Facebook: Bracing for a breakup fight
Mark Zuckerberg vowed he’d take Sen. Elizabeth Warren (D-Mass.) to court if she tried to break up Facebook, said Casey Newton in TheVerge.com. In audio recorded from an employee Q&A in July and leaked this week, Zuckerberg sounded alarmed by Sen. Warren, who has threatened to split up big tech companies like Facebook, Google, and Amazon if she becomes president. “I would bet that we will have a legal challenge, and I would bet that we will win that legal challenge,” Zuckerberg said, adding that the effort would “still suck for us.” In a tweet, Warren said, “What would really ‘suck’ is if we don’t fix a corrupt system.”
Tesla: Catching up to 2019 goals
Tesla is expected to top 100,000 car deliveries in a quarter for the first time, said Dana Hull in Bloomberg.com. In an email to employees last week, CEO Elon Musk said the company “has a shot” at beating last quarter’s 95,000 deliveries. After a dismal first quarter plagued by logistical screwups, “a six-digit-delivery quarter” would put Tesla in position to reach the 360,000-to-400,000 range the company forecasted for 2019. However, “for perspective, General Motors sold about 110,000 Chevrolet Silverado pickups in the second quarter just in the U.S.”
General Motors: Far from a strike pact
The United Auto Workers’ strike against General Motors hit its third week, said Jamie LaReau in the Detroit Free Press, and “the two sides remain far from a tentative agreement.” In a letter to members this week, union leaders said they rejected a proposal from GM because it “came up short” on “health care, wages, temporary employees, skilled trades, and job security.” The 46,000 striking workers are getting by on $250 per week as the holdout continues. GM, for its part, is losing $82 million a day from the strike, according to an estimate by J.P. Morgan.
Sports: Nike CEO briefed by doping doctor
Nike CEO Mark Parker was briefed on numerous occasions on doping experiments by a celebrated track coach, said Sara Germano and Joshua Robinson in The Wall Street Journal.
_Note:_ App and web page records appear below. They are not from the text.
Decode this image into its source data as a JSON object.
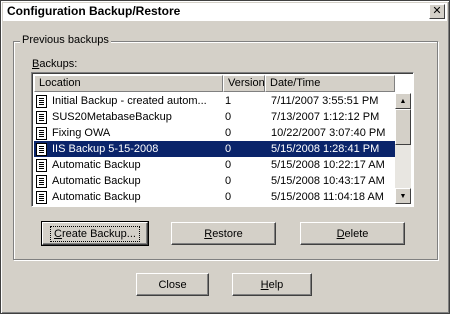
{
  "window": {
    "title": "Configuration Backup/Restore",
    "close_glyph": "✕"
  },
  "group": {
    "label": "Previous backups",
    "backups_label_accel": "B",
    "backups_label_rest": "ackups:"
  },
  "list": {
    "columns": [
      "Location",
      "Version",
      "Date/Time"
    ],
    "rows": [
      {
        "location": "Initial Backup - created autom...",
        "version": "1",
        "datetime": "7/11/2007 3:55:51 PM",
        "selected": false
      },
      {
        "location": "SUS20MetabaseBackup",
        "version": "0",
        "datetime": "7/13/2007 1:12:12 PM",
        "selected": false
      },
      {
        "location": "Fixing OWA",
        "version": "0",
        "datetime": "10/22/2007 3:07:40 PM",
        "selected": false
      },
      {
        "location": "IIS Backup 5-15-2008",
        "version": "0",
        "datetime": "5/15/2008 1:28:41 PM",
        "selected": true
      },
      {
        "location": "Automatic Backup",
        "version": "0",
        "datetime": "5/15/2008 10:22:17 AM",
        "selected": false
      },
      {
        "location": "Automatic Backup",
        "version": "0",
        "datetime": "5/15/2008 10:43:17 AM",
        "selected": false
      },
      {
        "location": "Automatic Backup",
        "version": "0",
        "datetime": "5/15/2008 11:04:18 AM",
        "selected": false
      }
    ],
    "scroll_up_glyph": "▲",
    "scroll_down_glyph": "▼"
  },
  "buttons": {
    "create_accel": "C",
    "create_rest": "reate Backup...",
    "restore_accel": "R",
    "restore_rest": "estore",
    "delete_accel": "D",
    "delete_rest": "elete",
    "close": "Close",
    "help_accel": "H",
    "help_rest": "elp"
  },
  "colors": {
    "dialog_bg": "#d4d0c8",
    "selection": "#0a246a"
  }
}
The U.S. Anti-Doping Agency revealed this week that Parker was included on emails with coach Alberto Salazar and a Nike-sponsored endocrinologist, Jeffrey Brown, “that detailed the pair’s ongoing research to find performance-enhancing benefits for a stable of Olympic runners in the highly decorated Nike Oregon Project, an elite training group based at the company’s headquarters.” Salazar and Brown received four-year bans from the sport.